- **The problem**: Your answer should reproduce every line of the material in which the word "JSON" occurs.

┌──

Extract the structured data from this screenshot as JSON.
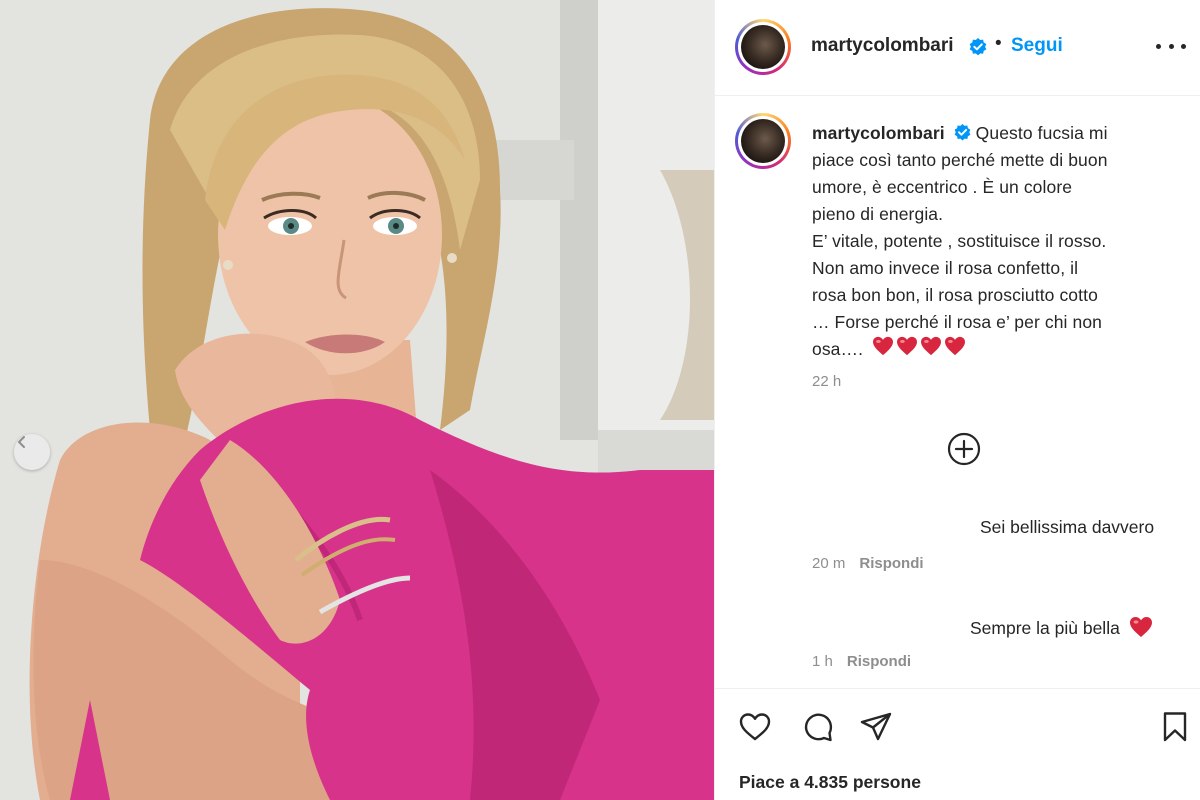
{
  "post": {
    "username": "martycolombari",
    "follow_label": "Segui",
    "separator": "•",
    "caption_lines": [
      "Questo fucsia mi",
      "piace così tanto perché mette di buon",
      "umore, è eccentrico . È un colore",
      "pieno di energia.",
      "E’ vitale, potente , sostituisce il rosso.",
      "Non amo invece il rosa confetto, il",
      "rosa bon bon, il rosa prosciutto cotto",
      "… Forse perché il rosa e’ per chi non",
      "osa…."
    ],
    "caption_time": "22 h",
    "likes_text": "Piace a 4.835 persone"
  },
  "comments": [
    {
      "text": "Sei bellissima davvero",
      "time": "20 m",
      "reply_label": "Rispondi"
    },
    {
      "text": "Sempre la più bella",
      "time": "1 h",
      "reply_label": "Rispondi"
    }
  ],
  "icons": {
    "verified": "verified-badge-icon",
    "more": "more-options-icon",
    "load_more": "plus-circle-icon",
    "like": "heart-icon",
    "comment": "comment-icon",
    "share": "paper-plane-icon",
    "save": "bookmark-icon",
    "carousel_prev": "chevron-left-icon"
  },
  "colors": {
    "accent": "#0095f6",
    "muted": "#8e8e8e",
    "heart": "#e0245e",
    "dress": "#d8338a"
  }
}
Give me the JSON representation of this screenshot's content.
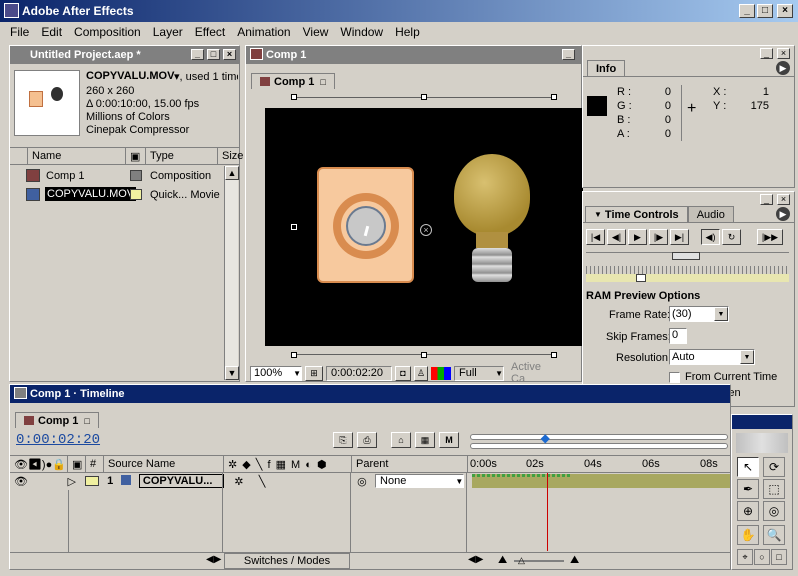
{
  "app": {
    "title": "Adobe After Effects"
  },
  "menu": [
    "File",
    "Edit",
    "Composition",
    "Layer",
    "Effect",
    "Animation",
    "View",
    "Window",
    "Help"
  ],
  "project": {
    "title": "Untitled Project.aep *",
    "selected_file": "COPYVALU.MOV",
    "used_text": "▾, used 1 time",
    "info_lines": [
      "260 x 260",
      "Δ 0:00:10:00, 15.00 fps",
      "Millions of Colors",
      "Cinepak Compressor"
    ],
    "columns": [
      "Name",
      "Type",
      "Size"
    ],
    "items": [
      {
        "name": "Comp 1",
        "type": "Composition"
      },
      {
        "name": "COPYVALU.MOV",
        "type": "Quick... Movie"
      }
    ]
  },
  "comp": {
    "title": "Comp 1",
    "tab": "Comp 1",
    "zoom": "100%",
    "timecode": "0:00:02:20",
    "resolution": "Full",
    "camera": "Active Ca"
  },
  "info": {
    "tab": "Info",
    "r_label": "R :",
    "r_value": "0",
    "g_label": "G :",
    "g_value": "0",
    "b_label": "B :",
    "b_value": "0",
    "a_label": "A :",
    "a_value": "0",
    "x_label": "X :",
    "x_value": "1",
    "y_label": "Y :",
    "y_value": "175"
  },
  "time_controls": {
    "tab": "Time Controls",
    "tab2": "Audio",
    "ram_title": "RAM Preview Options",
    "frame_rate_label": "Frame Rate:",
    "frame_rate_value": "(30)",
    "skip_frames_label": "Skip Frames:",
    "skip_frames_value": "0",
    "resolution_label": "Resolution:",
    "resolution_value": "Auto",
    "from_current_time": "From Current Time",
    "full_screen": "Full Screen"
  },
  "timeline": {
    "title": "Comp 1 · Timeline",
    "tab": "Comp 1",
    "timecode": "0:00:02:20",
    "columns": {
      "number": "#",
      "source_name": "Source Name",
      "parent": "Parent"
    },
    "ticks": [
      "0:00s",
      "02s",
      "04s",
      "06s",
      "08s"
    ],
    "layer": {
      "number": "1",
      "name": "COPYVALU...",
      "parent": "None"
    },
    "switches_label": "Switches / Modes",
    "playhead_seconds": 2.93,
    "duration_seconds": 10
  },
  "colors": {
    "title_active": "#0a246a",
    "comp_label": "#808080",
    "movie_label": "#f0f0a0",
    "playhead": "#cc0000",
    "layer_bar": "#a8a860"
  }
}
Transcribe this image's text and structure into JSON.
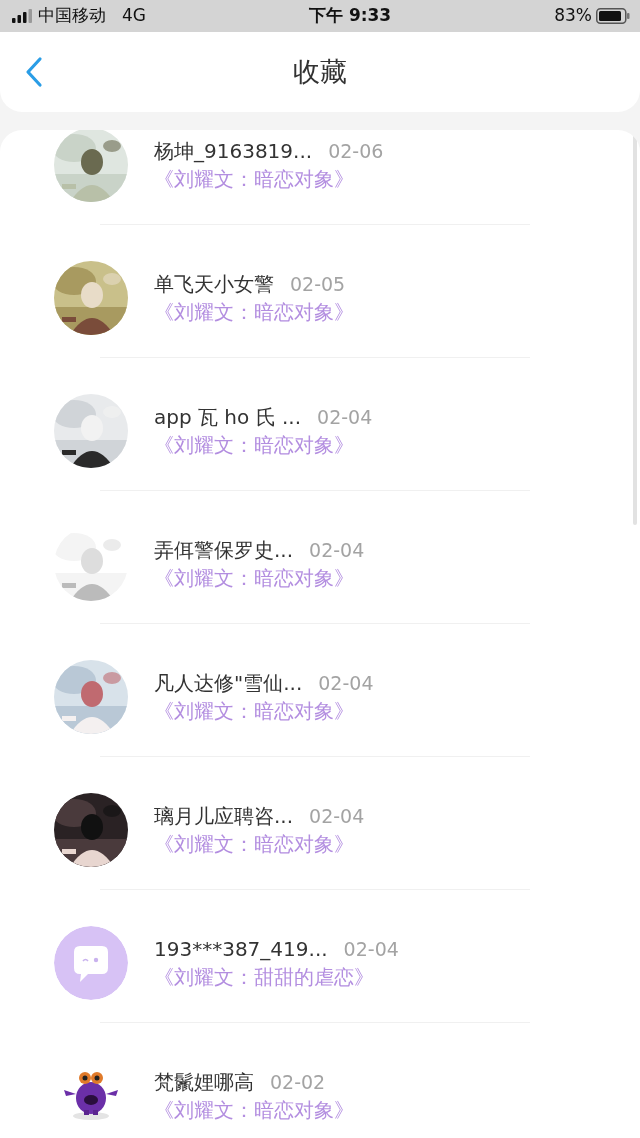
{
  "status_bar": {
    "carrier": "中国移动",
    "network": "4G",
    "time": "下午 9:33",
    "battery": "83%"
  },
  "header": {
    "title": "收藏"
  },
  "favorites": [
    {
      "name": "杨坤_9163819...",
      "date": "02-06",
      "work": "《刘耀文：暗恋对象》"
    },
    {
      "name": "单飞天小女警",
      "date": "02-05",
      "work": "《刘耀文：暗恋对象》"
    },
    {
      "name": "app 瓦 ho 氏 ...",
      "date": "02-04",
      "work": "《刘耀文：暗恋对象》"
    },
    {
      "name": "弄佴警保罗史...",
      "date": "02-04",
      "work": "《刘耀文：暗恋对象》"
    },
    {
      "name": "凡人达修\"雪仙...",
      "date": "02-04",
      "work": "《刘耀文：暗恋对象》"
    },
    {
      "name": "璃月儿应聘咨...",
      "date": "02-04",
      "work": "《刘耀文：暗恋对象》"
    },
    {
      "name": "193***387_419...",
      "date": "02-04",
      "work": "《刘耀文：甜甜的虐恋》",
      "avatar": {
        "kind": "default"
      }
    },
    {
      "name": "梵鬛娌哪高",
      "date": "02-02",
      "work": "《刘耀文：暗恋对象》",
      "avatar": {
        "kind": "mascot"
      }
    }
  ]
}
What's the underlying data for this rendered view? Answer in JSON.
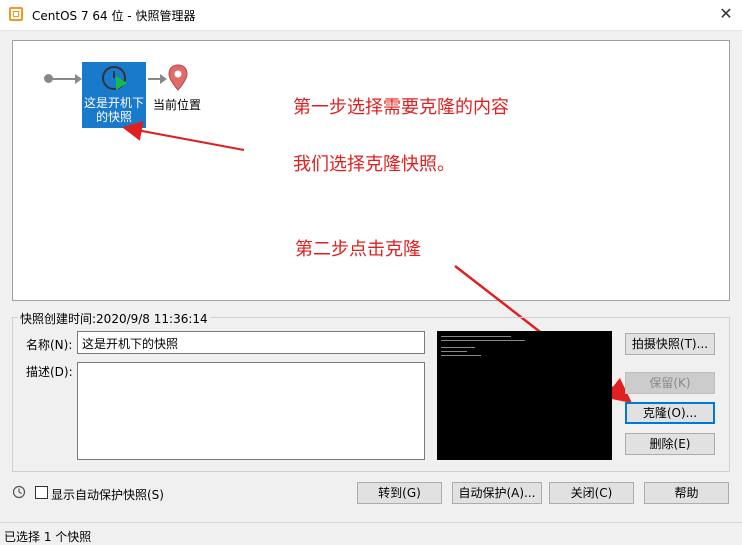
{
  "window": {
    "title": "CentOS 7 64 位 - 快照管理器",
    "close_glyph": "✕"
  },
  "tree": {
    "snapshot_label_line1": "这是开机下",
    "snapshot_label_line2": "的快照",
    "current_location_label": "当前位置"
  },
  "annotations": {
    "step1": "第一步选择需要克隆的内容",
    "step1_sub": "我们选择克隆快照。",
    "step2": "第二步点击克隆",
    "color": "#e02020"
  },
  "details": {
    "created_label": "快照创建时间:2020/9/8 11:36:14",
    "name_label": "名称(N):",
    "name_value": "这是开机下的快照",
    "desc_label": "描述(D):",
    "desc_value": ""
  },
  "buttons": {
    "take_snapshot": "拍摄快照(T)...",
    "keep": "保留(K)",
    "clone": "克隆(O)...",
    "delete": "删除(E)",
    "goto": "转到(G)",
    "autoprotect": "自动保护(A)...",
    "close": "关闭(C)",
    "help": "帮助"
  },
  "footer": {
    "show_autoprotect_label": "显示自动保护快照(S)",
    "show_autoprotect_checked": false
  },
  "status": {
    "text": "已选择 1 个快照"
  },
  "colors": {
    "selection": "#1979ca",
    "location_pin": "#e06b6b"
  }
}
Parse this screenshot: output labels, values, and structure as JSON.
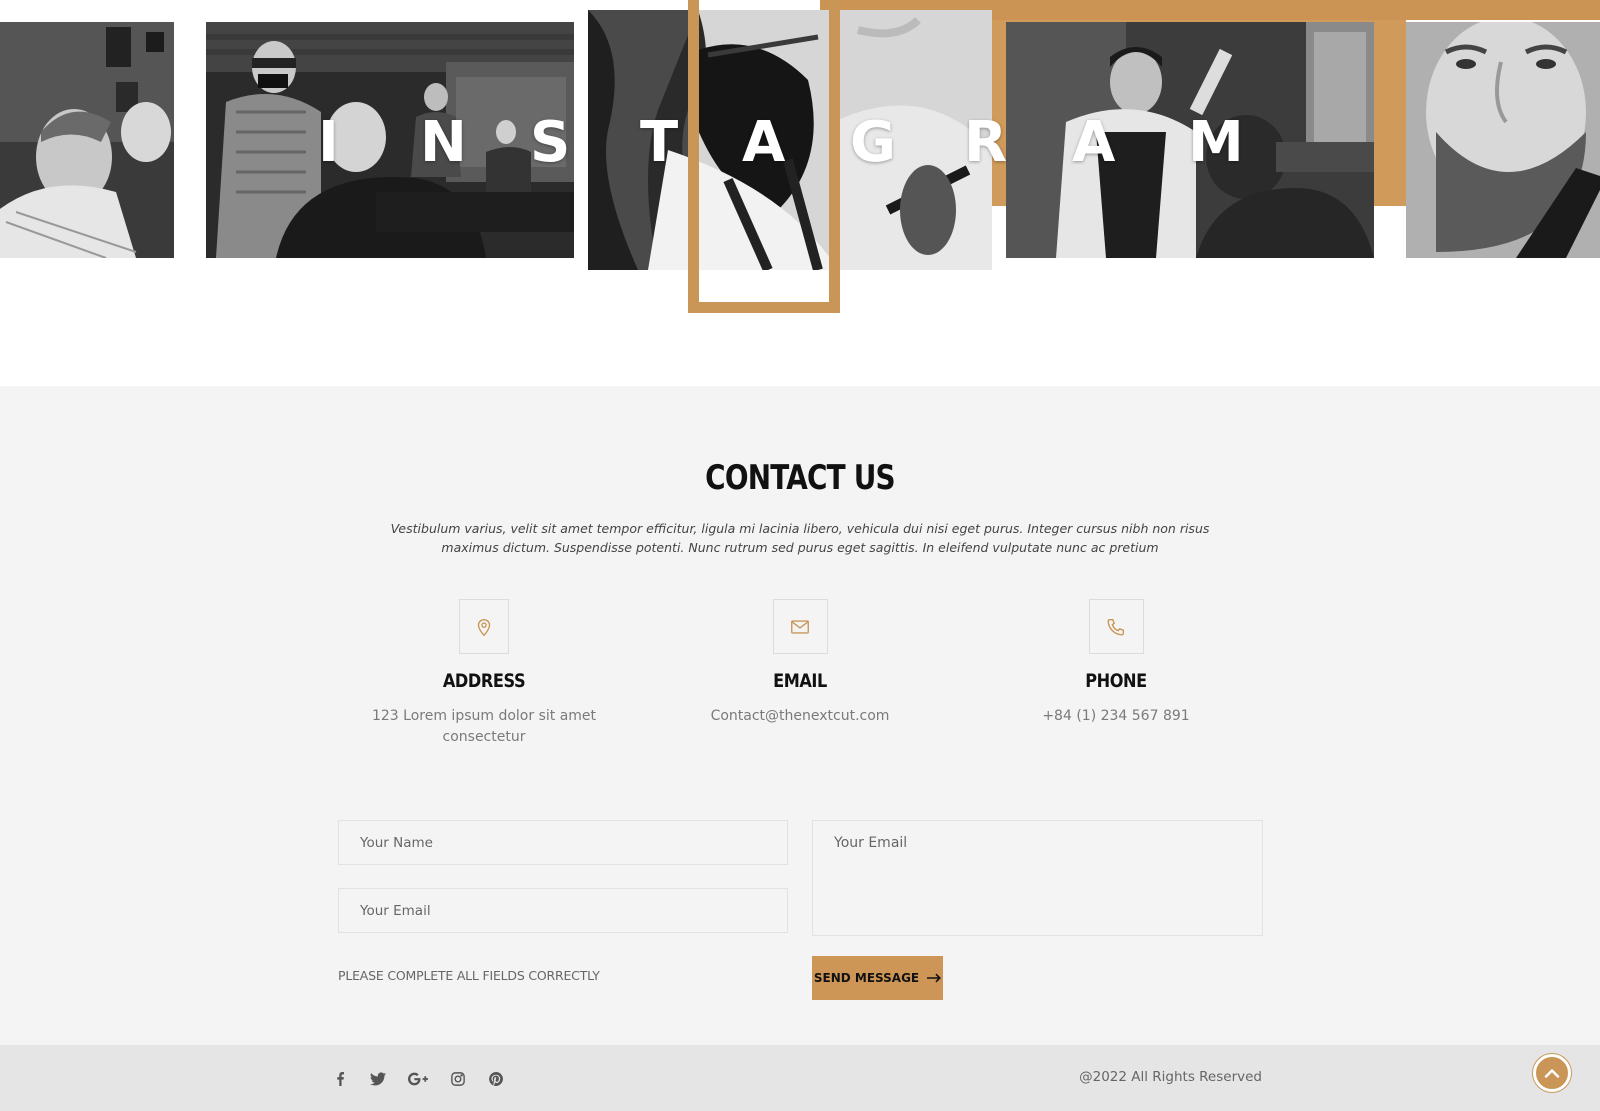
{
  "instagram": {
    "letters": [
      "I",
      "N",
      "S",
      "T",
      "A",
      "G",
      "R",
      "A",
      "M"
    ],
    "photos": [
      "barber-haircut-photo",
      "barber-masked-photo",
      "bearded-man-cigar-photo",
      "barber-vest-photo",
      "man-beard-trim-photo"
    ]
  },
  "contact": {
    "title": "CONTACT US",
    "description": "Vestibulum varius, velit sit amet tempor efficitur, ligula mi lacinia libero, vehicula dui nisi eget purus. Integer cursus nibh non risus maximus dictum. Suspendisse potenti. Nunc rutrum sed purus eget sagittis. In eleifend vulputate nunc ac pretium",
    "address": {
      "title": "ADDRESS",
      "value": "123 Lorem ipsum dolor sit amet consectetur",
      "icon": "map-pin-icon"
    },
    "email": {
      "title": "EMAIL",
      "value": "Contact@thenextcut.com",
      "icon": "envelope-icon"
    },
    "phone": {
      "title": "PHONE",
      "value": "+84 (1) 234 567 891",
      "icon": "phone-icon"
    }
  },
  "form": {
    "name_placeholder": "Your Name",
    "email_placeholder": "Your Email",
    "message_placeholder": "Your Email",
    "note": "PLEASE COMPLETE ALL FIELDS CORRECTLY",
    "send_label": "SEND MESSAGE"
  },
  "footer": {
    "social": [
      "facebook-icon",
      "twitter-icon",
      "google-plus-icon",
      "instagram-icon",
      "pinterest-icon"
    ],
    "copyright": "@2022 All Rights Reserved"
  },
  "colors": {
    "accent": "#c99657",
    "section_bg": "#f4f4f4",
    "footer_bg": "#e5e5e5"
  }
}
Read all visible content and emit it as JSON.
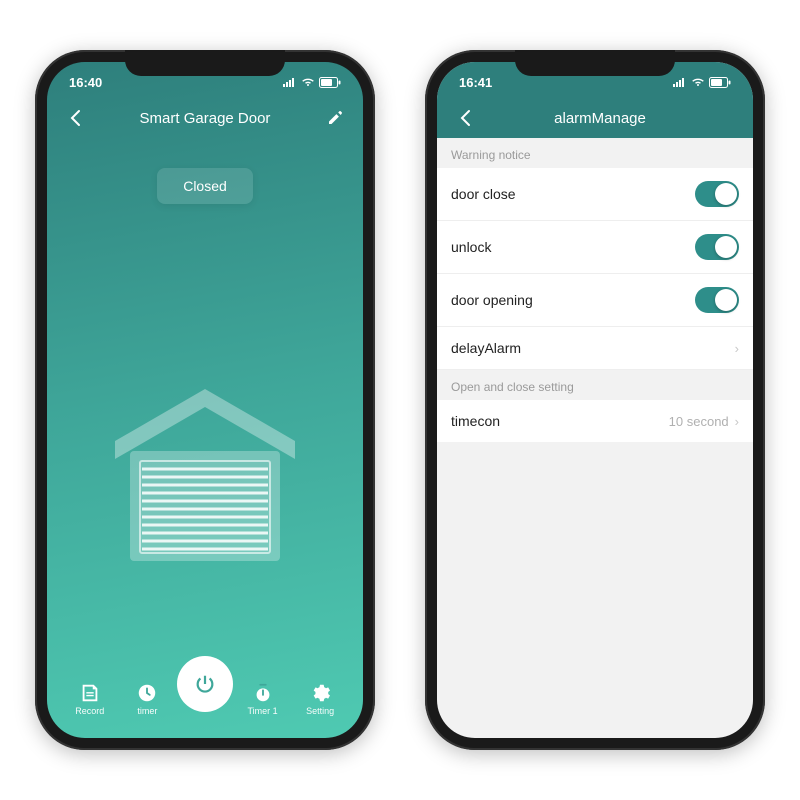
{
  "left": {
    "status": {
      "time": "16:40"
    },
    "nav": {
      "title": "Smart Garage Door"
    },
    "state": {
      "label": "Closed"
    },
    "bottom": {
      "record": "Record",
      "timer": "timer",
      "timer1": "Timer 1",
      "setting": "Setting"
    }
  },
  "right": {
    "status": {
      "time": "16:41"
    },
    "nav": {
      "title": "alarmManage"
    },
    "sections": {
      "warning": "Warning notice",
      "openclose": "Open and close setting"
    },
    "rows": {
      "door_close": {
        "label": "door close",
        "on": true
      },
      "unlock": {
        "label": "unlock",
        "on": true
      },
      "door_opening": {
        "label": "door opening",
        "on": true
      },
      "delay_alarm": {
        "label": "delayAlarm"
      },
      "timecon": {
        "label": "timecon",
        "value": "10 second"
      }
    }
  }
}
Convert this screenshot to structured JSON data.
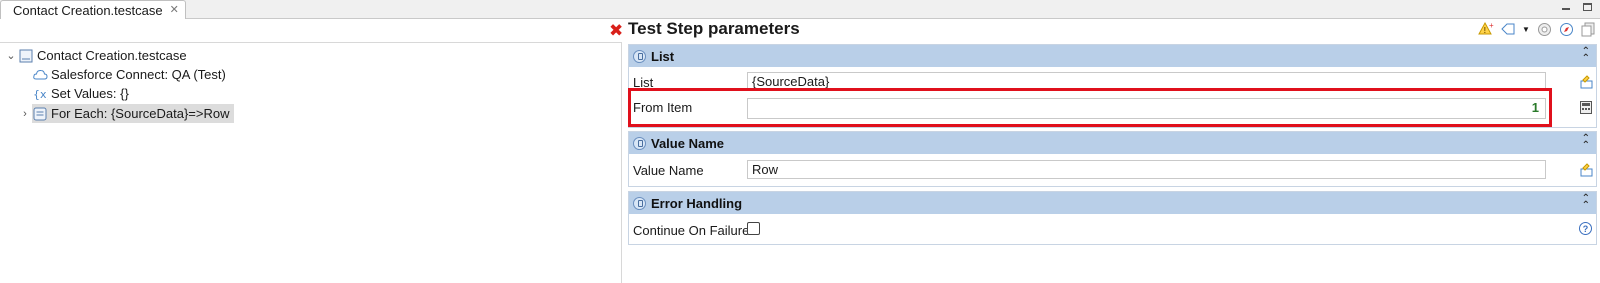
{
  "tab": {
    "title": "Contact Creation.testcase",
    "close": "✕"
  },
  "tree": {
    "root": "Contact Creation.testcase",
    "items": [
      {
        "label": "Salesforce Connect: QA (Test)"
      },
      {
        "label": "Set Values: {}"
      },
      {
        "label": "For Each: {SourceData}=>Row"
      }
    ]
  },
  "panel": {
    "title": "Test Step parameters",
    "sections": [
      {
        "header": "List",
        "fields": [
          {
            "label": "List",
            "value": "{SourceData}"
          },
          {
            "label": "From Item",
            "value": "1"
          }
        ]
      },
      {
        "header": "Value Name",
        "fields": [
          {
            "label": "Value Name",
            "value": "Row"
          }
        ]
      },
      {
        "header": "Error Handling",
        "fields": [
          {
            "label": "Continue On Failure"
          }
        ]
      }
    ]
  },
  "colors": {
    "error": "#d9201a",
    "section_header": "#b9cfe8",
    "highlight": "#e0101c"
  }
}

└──

- **Response area**:
Extract the structured data from this screenshot as JSON.
Give me the JSON representation of this screenshot's content.
Transcribe this image's text and structure into JSON.
What's the underlying data for this rendered view? Answer in JSON.
Parse this screenshot: output labels, values, and structure as JSON.
Read all visible content and emit it as JSON.
Convert this screenshot to structured JSON data.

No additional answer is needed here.